*** Thatís if the computer is capable of diagnosing the problem but thatís another story.


:E :E

Marcel_MPH
25th May 2004, 17:10
That's the same thing I was thinking Lu. Since both connectors can be interchanged the chance of a misconnection between the "side-stick" and the controll surface is fairly greater than when both are marked. The incident happened a few years ago so I suppose Airbus did a recommendation to all the airlines already operating the aircraft and took some action to prevent this kind of mishaps in the future.

I found this site which explains the principles of "fly-by-wire".

Airbus "fly-by-wire" (http://www.airbus.com/pdf/customer/fast20/p2to9.pdf )

Marcel_MPH

wrenchbender
26th May 2004, 00:14
Marcel; The incident you are referring to was caused by the fact that the technicians had to replace the electrical connector that the ELAC computer mates with in the electronics rack.

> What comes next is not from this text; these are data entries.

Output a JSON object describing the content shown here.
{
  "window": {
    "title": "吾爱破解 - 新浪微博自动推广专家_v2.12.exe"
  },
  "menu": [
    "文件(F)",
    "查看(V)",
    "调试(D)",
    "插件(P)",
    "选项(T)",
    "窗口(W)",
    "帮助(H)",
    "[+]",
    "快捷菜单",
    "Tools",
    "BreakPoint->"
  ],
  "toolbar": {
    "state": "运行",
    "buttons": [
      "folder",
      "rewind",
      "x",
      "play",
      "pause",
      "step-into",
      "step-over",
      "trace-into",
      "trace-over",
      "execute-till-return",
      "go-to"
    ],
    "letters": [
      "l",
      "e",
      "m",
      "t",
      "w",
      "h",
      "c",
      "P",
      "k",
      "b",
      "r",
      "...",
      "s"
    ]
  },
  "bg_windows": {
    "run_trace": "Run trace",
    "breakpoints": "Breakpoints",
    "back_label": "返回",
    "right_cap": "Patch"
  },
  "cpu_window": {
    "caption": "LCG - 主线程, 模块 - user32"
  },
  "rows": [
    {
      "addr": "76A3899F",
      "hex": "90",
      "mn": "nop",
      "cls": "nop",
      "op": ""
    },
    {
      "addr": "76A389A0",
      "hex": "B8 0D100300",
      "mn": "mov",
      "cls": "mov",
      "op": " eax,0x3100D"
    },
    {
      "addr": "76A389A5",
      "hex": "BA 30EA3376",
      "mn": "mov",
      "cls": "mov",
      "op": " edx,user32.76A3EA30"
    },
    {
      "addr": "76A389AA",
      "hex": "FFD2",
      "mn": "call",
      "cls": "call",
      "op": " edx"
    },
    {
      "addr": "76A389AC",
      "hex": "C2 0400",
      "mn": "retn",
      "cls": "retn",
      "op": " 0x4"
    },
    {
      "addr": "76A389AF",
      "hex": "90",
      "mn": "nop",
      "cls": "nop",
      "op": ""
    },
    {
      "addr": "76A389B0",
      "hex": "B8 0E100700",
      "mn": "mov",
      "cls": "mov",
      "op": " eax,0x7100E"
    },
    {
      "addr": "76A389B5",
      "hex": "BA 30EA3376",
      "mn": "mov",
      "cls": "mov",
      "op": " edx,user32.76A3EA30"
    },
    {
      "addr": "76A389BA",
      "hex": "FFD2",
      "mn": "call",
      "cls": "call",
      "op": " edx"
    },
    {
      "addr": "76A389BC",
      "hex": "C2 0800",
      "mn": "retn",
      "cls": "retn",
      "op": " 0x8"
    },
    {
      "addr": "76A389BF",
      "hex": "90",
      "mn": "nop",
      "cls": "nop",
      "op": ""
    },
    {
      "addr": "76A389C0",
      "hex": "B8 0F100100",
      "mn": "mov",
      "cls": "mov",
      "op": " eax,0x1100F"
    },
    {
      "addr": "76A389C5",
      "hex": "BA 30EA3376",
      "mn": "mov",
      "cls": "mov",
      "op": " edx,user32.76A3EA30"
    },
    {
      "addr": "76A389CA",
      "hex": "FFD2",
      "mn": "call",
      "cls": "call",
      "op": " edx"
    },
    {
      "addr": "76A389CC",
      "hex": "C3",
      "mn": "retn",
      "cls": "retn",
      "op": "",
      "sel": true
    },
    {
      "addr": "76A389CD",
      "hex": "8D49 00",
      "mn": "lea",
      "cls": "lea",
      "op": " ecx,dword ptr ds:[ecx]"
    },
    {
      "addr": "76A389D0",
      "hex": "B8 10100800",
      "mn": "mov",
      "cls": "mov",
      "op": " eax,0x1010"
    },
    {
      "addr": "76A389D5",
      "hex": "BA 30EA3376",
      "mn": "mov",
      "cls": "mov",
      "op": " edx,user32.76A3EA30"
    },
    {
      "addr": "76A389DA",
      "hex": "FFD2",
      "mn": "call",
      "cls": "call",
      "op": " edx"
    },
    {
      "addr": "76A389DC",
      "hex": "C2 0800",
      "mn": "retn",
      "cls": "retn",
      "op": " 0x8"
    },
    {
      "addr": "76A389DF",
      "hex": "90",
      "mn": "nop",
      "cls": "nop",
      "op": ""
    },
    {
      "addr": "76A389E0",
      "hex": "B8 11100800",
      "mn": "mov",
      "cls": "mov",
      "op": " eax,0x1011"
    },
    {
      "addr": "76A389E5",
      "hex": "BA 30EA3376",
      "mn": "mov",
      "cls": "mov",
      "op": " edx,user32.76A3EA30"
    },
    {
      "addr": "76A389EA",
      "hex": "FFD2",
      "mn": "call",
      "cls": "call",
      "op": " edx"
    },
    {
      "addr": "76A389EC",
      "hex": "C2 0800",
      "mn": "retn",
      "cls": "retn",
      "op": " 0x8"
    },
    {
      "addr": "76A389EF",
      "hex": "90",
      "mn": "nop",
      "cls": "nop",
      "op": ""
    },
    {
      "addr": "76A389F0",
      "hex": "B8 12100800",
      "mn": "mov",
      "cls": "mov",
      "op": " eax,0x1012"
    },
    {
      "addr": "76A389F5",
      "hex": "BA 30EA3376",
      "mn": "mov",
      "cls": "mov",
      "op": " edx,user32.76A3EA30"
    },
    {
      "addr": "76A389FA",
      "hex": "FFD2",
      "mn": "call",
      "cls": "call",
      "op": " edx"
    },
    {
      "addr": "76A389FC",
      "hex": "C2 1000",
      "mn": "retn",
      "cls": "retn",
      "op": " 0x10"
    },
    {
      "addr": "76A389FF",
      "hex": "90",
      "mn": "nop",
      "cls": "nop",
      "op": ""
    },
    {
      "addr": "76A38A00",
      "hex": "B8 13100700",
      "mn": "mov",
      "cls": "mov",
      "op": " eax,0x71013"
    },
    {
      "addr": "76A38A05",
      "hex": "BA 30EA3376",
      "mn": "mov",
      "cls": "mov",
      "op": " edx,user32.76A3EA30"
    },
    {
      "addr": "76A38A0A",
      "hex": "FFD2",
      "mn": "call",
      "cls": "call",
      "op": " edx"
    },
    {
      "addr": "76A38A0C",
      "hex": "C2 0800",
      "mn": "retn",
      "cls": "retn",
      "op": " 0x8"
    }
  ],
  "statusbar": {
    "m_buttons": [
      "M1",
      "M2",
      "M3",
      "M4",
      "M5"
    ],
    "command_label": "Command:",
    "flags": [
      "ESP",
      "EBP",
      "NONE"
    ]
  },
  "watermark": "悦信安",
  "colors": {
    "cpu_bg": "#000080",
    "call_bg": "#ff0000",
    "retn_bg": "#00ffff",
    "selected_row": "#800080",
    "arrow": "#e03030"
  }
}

When installing the wires in the new connector, several got crossed, causing the captains stick to command a left vs a right roll, and vice versa.

The flight control surface position indications on ECAM are directly displayed from position transmitters on the surface itself, not from whatever is being commanded by the stick.

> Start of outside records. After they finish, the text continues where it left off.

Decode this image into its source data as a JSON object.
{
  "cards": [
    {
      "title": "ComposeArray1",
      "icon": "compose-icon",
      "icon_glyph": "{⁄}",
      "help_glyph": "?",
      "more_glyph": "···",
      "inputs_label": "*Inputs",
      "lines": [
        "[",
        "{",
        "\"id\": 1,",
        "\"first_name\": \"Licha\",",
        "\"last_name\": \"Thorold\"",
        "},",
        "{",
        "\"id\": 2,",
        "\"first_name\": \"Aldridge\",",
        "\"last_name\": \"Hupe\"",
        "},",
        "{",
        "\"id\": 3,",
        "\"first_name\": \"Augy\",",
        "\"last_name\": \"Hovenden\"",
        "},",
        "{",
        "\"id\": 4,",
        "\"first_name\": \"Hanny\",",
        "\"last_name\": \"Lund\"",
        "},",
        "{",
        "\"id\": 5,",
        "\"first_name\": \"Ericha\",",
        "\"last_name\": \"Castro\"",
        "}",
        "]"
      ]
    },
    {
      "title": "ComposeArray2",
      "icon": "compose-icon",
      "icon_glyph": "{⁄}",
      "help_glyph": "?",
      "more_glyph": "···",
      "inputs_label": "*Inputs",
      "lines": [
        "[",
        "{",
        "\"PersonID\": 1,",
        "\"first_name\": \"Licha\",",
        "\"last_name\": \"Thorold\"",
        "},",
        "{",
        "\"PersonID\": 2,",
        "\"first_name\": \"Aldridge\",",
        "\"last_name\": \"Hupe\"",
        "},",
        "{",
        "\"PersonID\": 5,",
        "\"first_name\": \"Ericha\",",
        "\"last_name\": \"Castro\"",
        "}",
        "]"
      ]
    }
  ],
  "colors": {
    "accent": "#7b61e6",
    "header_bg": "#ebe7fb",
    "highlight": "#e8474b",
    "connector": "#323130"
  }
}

Marcel_MPH
26th May 2004, 07:31
So if the pilots monitored the ECAM closely before flight they could have seen the problem and take appropriate action....

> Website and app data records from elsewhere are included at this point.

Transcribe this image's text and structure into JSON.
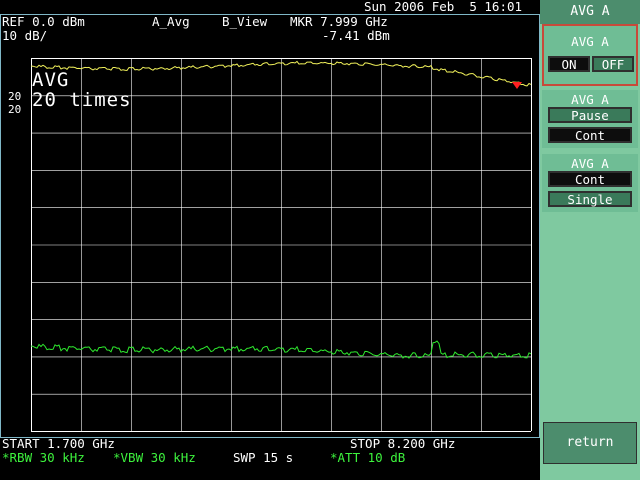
{
  "header": {
    "datetime": "Sun 2006 Feb  5 16:01",
    "ref_level": "REF 0.0 dBm",
    "scale": "10 dB/",
    "trace_a": "A_Avg",
    "trace_b": "B_View",
    "marker_freq": "MKR 7.999 GHz",
    "marker_level": "-7.41 dBm"
  },
  "overlay": {
    "avg_label": "AVG",
    "avg_count": "20 times",
    "counter_top": "20",
    "counter_bottom": "20"
  },
  "footer": {
    "start": "START 1.700 GHz",
    "stop": "STOP 8.200 GHz",
    "rbw": "*RBW 30 kHz",
    "vbw": "*VBW 30 kHz",
    "sweep": "SWP 15 s",
    "att": "*ATT 10 dB"
  },
  "softkeys": {
    "title": "AVG A",
    "group1": {
      "label": "AVG A",
      "on": "ON",
      "off": "OFF",
      "state": "ON"
    },
    "group2": {
      "label": "AVG A",
      "pause": "Pause",
      "cont": "Cont"
    },
    "group3": {
      "label": "AVG A",
      "cont": "Cont",
      "single": "Single"
    },
    "return": "return"
  },
  "colors": {
    "trace_yellow": "#f0f05a",
    "trace_green": "#2ee82e",
    "marker": "#ff2020",
    "grid": "#ffffff",
    "panel": "#7fc9a0",
    "panel_dark": "#4c8d6d"
  }
}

Marcel_MPH :cool:

FlapsOne
26th May 2004, 09:24
Thinking about this logically (cos I haven't got an engineering brain) wrenchbender must be right.

The sensors will pick up surface movement, irrespective of stick deflection, and will 'lock out' mis-behaving items (plus their opposite number).

The way we currently do the flt ctl check pre-flight HOPEFULLY would pick up any anomaly. We have ditched the routine order of UP DOWN LEFT RIGHT in favour of a random order so that there is less chance of 'reading a script' and more chance of 'saying what you see'.

Interesting topic.

Lemurian
26th May 2004, 11:04
Hello,
this is the link to the incident :
http://aviation-safety.net/database/2001/010320-0.htm.
After the incident,many operators have insisted on a proper x-check of trhe FC position.As Flapsone suggests,one pilot pushes controls to max deflection the other announces "full left/right..."

Marcel_MPH
26th May 2004, 12:27
Now I've read the investigation report I understand why the crew didn't pick up the malfunction since the "flight control check" wasn't included on the after start checklist at the time.

Luckily the PNF responded quickly and prevented another disaster.

Marcel_MPH :cool:

square leg
28th May 2004, 22:47
Back then I believe LH only checked what happened on the PFD during the F/CTL check, i.e. "+" up-down & left-right as opposed to watching the SD F/CTL page. That has changed.

Then, back then maintenance were only required to check one (1) sidestick after such a maintenance procedure. That has also changed since. Now both sidesticks are checked.

This just shows where the chain of events can start. Sometimes as far as the design of aircraft.

Safe flying:ok:

SimJock
30th May 2004, 19:27
I am very surprised that the ELAC's didn't generate an ELAC Fault of some description after this wiring mistake. They seem to complain readily about far less important problems and something like a stick being wired incorrectly should have promulgated a fault warning IMHO.